▸ **WHAT YOU HAVE TO DO**
Copy out all the lines in the records that include the word "DataLayerNode".

▸ **AVAILABLE DATA**

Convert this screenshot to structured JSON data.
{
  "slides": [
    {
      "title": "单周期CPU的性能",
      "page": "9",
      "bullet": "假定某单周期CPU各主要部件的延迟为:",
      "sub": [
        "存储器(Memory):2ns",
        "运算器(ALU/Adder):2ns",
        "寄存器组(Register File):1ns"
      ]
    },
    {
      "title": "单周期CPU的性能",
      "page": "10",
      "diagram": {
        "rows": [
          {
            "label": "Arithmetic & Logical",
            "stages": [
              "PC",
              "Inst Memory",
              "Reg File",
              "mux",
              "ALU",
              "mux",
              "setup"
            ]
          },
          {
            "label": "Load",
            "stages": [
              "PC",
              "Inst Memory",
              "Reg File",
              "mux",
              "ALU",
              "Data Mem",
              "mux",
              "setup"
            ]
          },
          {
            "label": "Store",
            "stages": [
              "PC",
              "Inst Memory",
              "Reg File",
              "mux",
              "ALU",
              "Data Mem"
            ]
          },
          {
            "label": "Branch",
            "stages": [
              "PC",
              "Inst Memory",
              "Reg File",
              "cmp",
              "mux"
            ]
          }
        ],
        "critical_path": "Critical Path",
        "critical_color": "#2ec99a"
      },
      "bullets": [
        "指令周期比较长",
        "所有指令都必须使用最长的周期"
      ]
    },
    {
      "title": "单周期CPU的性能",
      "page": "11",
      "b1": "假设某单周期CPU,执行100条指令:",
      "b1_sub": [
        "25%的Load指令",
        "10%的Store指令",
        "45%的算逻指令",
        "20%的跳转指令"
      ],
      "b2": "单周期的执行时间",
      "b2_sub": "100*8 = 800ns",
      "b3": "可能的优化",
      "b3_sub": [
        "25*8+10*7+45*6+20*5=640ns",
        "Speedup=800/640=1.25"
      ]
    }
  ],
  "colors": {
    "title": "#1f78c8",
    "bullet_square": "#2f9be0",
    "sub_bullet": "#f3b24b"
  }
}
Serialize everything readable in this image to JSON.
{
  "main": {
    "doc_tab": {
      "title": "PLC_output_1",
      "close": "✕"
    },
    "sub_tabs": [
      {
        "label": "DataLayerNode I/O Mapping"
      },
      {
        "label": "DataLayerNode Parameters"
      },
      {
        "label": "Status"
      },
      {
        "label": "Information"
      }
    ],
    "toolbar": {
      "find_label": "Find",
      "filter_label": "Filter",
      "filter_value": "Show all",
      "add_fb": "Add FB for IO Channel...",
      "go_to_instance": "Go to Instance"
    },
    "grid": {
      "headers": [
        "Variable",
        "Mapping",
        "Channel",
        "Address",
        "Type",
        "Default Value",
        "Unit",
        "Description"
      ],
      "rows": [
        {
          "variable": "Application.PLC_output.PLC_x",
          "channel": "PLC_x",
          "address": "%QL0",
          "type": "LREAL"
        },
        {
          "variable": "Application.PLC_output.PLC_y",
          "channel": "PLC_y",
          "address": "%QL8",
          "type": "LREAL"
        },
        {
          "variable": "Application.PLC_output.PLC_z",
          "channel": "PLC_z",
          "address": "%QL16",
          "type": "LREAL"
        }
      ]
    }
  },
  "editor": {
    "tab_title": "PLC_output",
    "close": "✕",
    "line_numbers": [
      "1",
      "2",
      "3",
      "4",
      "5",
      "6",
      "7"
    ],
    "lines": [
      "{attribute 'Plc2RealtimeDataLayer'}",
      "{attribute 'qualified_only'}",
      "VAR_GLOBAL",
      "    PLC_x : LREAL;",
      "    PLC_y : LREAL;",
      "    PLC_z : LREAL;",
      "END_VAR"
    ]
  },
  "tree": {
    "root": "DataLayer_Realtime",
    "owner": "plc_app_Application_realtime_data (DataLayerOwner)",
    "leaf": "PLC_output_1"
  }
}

▸ **TASK OUTPUT**
        "label": "DataLayerNode I/O Mapping"
        "label": "DataLayerNode Parameters"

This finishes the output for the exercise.